This seed sculpture was created by Australian Sculptor Bronwyn Oliver (1959 to 2006) in 1999 to commemorate the location of the first farm in Sydney.

This seed sculpture was created by Australian Sculptor Bronwyn Oliver (1959 to 2006) in 1999 to commemorate the location of the first farm in Sydney.

The Yellow Masked Lapwing takes a stroll across the grounds - posing for the camera.

The Yellow Masked Lapwing takes a stroll across the grounds – posing for the camera.

Every garden needs a shop - so English and mid-century.

Every garden needs a shop – so English and mid-century.

The crowning top of Fiona Hall’s sculpture “Folly for Mrs. Macquarie” – The idea came from a suggestion in a sketch book from the colony's early history that a folly was built for the Governor Macquarie's wife and contains various references including a component of the Macquarie coat of arms at the apex.

The crowning top of Fiona Hall’s sculpture “Folly for Mrs. Macquarie” – The idea came from a suggestion in a sketch book from the colony’s early history that a folly was built for the Governor Macquarie’s wife and contains various references including a component of the Macquarie coat of arms at the apex.

Every turn of the path provided a floral infused vista, punctuated by sculptures, architecture, and in this case, an Australian White Ibis.

Every turn of the path provided a floral infused vista, punctuated by sculptures, architecture, and in this case, an Australian White Ibis.

A lonely Pomegranate left behind for me to photograph.

A lonely Pomegranate left behind for me to photograph.
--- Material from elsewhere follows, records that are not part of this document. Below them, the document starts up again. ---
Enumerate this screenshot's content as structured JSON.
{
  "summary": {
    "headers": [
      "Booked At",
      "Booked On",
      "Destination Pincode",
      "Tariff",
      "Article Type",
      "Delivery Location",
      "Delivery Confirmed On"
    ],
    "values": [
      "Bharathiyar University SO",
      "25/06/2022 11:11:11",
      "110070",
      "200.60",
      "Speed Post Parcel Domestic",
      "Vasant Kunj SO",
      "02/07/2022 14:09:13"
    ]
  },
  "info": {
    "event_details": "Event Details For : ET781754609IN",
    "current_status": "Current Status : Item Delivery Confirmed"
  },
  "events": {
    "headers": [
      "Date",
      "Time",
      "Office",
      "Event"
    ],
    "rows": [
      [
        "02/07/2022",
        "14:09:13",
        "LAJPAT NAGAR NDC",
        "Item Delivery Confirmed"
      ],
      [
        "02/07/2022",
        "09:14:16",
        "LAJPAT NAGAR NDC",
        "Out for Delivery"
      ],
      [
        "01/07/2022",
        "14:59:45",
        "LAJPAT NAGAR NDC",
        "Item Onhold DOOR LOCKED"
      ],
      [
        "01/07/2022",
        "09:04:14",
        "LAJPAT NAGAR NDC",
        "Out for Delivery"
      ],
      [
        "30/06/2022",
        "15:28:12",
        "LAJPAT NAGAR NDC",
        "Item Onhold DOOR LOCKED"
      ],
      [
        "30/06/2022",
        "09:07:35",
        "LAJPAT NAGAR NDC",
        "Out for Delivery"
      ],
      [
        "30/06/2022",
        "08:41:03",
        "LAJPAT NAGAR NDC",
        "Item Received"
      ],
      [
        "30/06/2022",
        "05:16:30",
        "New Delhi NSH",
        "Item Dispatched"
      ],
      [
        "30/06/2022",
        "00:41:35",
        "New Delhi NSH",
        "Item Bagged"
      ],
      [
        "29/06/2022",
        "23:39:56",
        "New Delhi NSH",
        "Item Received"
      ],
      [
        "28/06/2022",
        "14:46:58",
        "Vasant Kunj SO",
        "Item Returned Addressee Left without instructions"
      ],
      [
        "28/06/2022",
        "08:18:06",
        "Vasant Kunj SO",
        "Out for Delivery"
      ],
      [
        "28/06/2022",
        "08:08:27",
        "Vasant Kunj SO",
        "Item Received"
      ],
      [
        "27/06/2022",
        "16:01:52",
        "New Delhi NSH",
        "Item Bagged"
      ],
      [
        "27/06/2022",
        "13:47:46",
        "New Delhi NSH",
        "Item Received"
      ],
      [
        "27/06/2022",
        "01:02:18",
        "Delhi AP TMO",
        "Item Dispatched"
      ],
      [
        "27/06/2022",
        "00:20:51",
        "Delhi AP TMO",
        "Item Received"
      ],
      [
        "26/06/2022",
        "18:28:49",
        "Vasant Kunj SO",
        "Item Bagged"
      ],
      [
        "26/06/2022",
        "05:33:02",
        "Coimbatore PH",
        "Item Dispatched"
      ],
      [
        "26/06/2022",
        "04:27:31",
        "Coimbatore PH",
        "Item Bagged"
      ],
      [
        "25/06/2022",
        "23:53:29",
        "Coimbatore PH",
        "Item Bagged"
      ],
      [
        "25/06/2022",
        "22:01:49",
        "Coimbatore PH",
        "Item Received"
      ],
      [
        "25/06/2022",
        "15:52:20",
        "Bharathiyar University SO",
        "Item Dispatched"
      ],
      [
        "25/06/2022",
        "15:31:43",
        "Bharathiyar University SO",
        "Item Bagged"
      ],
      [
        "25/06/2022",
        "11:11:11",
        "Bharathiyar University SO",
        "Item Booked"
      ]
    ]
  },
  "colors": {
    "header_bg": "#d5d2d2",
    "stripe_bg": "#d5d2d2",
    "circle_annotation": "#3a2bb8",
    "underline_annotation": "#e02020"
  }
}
Love the Lion Gate with its Asian influenced gate and fence post detail.

Love the Lion Gate with its Asian influenced gate and fence post detail.